There is no way to describe how gripping Gregory’s historical fiction novels are.  They read like suspenseful Dan Brown novels.  She has an absolute gift at being able to make history intriguing!  She weaves her stories masterfully with just the right amount of fact and fiction.  She is able to get into the minds of her characters so well that I often find myself wondering if she knew them in another life.  She creates rich landscapes of detail, so that while reading you can close your eyes and feel like you’re actually there seeing what she is writing about.
 
The one annoyance I had with the book was that Margaret repeats herself a lot.  She speaks often about a repetitive stream of subjects: getting on her knees for hours and praying, her second husband and her feelings about his unwillingness to fight, and being able to sign her name as the King’s mother, among a few other things.  I got used to this dialogue after a while, but it did hinder my appreciation for the novel slightly.
 
My friends will tell you that I constantly recommend Philippa Gregory novels to them all the time.  She is one of my absolute favorite writers because of how gripping her novels are.  If 15th century British royals are not your thing, she has covered many other subjects as well.  She has written other novels that range from the 15th century Tudor dynasty to the flappers of the 20th century.  I heartily encourage that you give her novels a try, they are truly beautiful works of art.
 
4 out of 5 Stars
 

This is my fifth completed review for the Historical Fiction Challenge

 
The Red Queen by Philippa Gregory
Simon and Schuster Adult Publishing Group (2010)
Hardcover 382 pages
ISBN: 9781416563723

New Year; New Challenges

January 1, 2011.  It’s the official beginning of my new challenge!!  I have 365 days to read 100 books.  I’m partaking in two reading challenges this year (that I’ve signed up for so far) so 11 of those books are the Jane Austen mystery series and 20 of them will be historical fiction novels. I’m excited that I’m mixing it up this year and doing some reading challenges as well.  I think it will help keep me motivated throughout the year. 

I’m really looking forward to some of the titles that I’ve decided to read this year.  I have a very eclectic group to read so far.  Some of the titles include:
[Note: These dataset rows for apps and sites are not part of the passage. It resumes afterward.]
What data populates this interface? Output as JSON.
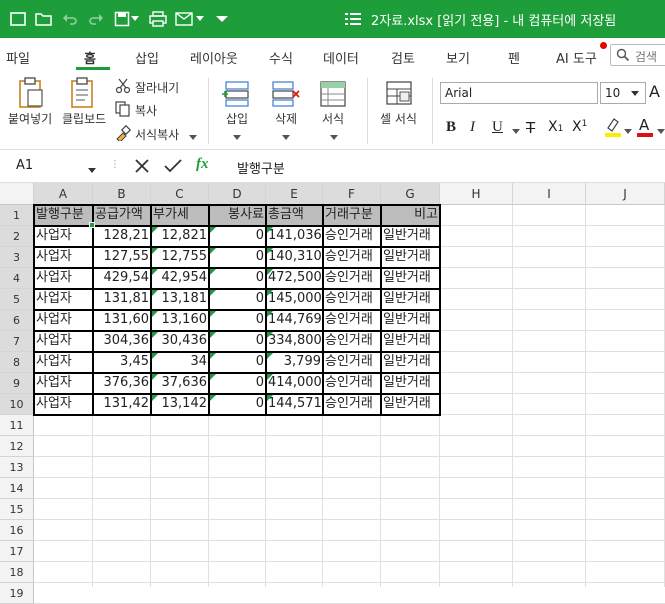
{
  "title_bar": {
    "title": "2자료.xlsx [읽기 전용] - 내 컴퓨터에 저장됨"
  },
  "menu": {
    "items": [
      "파일",
      "홈",
      "삽입",
      "레이아웃",
      "수식",
      "데이터",
      "검토",
      "보기",
      "펜",
      "AI 도구"
    ],
    "active": "홈",
    "search_placeholder": "검색"
  },
  "ribbon": {
    "paste": "붙여넣기",
    "clipboard": "클립보드",
    "cut": "잘라내기",
    "copy": "복사",
    "format_painter": "서식복사",
    "insert": "삽입",
    "delete": "삭제",
    "format": "서식",
    "cell_style": "셀 서식",
    "font_name": "Arial",
    "font_size": "10",
    "accent_color": "#1e9e3a",
    "highlight_color": "#ffeb00",
    "font_color": "#e01010"
  },
  "formula_bar": {
    "cell_ref": "A1",
    "fx": "fx",
    "content": "발행구분"
  },
  "sheet": {
    "columns": [
      "A",
      "B",
      "C",
      "D",
      "E",
      "F",
      "G",
      "H",
      "I",
      "J"
    ],
    "rows": [
      "1",
      "2",
      "3",
      "4",
      "5",
      "6",
      "7",
      "8",
      "9",
      "10",
      "11",
      "12",
      "13",
      "14",
      "15",
      "16",
      "17",
      "18",
      "19"
    ],
    "header": [
      "발행구분",
      "공급가액",
      "부가세",
      "봉사료",
      "총금액",
      "거래구분",
      "비고"
    ],
    "data": [
      [
        "사업자",
        "128,21",
        "12,821",
        "0",
        "141,036",
        "승인거래",
        "일반거래"
      ],
      [
        "사업자",
        "127,55",
        "12,755",
        "0",
        "140,310",
        "승인거래",
        "일반거래"
      ],
      [
        "사업자",
        "429,54",
        "42,954",
        "0",
        "472,500",
        "승인거래",
        "일반거래"
      ],
      [
        "사업자",
        "131,81",
        "13,181",
        "0",
        "145,000",
        "승인거래",
        "일반거래"
      ],
      [
        "사업자",
        "131,60",
        "13,160",
        "0",
        "144,769",
        "승인거래",
        "일반거래"
      ],
      [
        "사업자",
        "304,36",
        "30,436",
        "0",
        "334,800",
        "승인거래",
        "일반거래"
      ],
      [
        "사업자",
        "3,45",
        "34",
        "0",
        "3,799",
        "승인거래",
        "일반거래"
      ],
      [
        "사업자",
        "376,36",
        "37,636",
        "0",
        "414,000",
        "승인거래",
        "일반거래"
      ],
      [
        "사업자",
        "131,42",
        "13,142",
        "0",
        "144,571",
        "승인거래",
        "일반거래"
      ]
    ]
  }
}
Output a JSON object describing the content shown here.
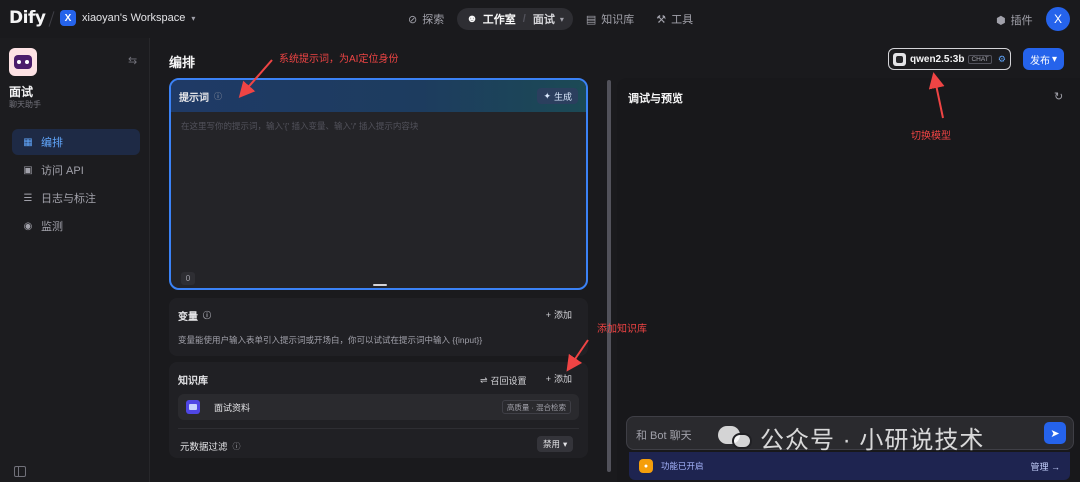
{
  "topbar": {
    "logo": "Dify",
    "workspace_initial": "X",
    "workspace_name": "xiaoyan's Workspace",
    "nav": [
      {
        "label": "探索",
        "icon": "compass-icon"
      },
      {
        "label": "工作室",
        "icon": "robot-icon",
        "sub": "面试"
      },
      {
        "label": "知识库",
        "icon": "book-icon"
      },
      {
        "label": "工具",
        "icon": "hammer-icon"
      }
    ],
    "plugin_label": "插件",
    "user_initial": "X"
  },
  "sidebar": {
    "app_name": "面试",
    "app_type": "聊天助手",
    "items": [
      {
        "label": "编排",
        "icon": "layout-icon",
        "active": true
      },
      {
        "label": "访问 API",
        "icon": "terminal-icon"
      },
      {
        "label": "日志与标注",
        "icon": "log-icon"
      },
      {
        "label": "监测",
        "icon": "monitor-icon"
      }
    ]
  },
  "main": {
    "title": "编排",
    "prompt": {
      "title": "提示词",
      "generate_label": "生成",
      "placeholder": "在这里写你的提示词，输入'{' 插入变量、输入'/' 插入提示内容块",
      "count": "0"
    },
    "variables": {
      "title": "变量",
      "add_label": "添加",
      "description": "变量能使用户输入表单引入提示词或开场白，你可以试试在提示词中输入 {{input}}"
    },
    "knowledge": {
      "title": "知识库",
      "recall_label": "召回设置",
      "add_label": "添加",
      "item_name": "面试资料",
      "item_tag": "高质量 · 混合检索",
      "meta_label": "元数据过滤",
      "meta_value": "禁用"
    }
  },
  "right": {
    "model_name": "qwen2.5:3b",
    "model_tag": "CHAT",
    "publish_label": "发布",
    "debug_title": "调试与预览",
    "chat_placeholder": "和 Bot 聊天",
    "feature_text": "功能已开启",
    "manage_label": "管理"
  },
  "annotations": {
    "prompt_note": "系统提示词，为AI定位身份",
    "model_note": "切换模型",
    "kb_note": "添加知识库"
  },
  "watermark": {
    "text": "公众号 · 小研说技术"
  },
  "colors": {
    "accent": "#2563eb",
    "annotation": "#ef4444",
    "background": "#1a1a1d"
  }
}
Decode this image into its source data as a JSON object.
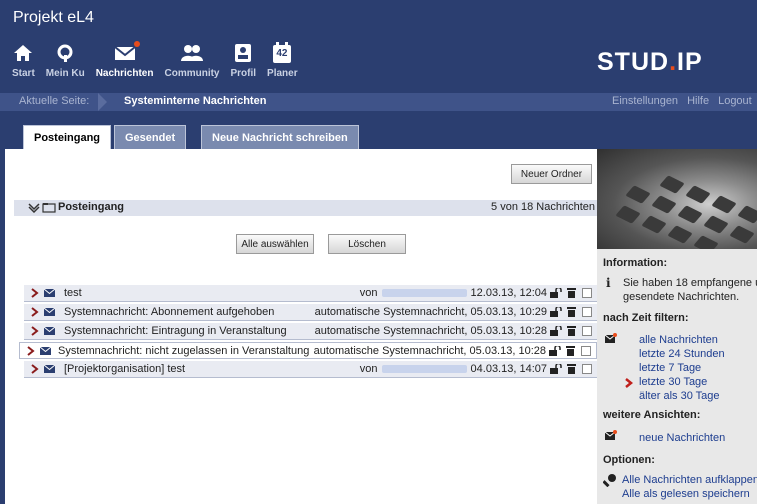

  1. The Red Queen by Philippa Gregory
  2. Sense and Sensibility by Jane Austen (It’s the 200 year anniversary of the book this year!)
  3. Little Children by Tom Perrotta
  4. Bridget Jones: The Edge of Reason by Helen Fielding
  5. V For Vendetta by Alan Moore
  6. Under the Tuscan Sun by Frances Mayes
  7. You Better Not Cry by Augusten Burroughs
  8. Eat, Pray, Love by Elizabeth Gilbert
  9. The Time Traveler’s Wife by Audrey Niffenegger
  10. The Girl With the Dragon Tatoo by Stieg Larsson
  11. The Road by Cormac McCarthy
  12. Stardust by Neil Gaiman
  13. The House at Riverton by Kate Morton
  14. Squirrel Seeks Chipmunk by David Sedaris

I have a much bigger list than this, but I’m really looking forward to the specific books above!

So now that my new challenge has begun I would like to encourage you guys to do your own challenges.  You don’t have to read 100 books like I do, but you can do something similar to Todd and try for between 25 and 50.  You are always welcome to post on the blog thoughts about your own reading challenges or about specific books.

If you decide to do a challenge: Good Luck and Happy Reading!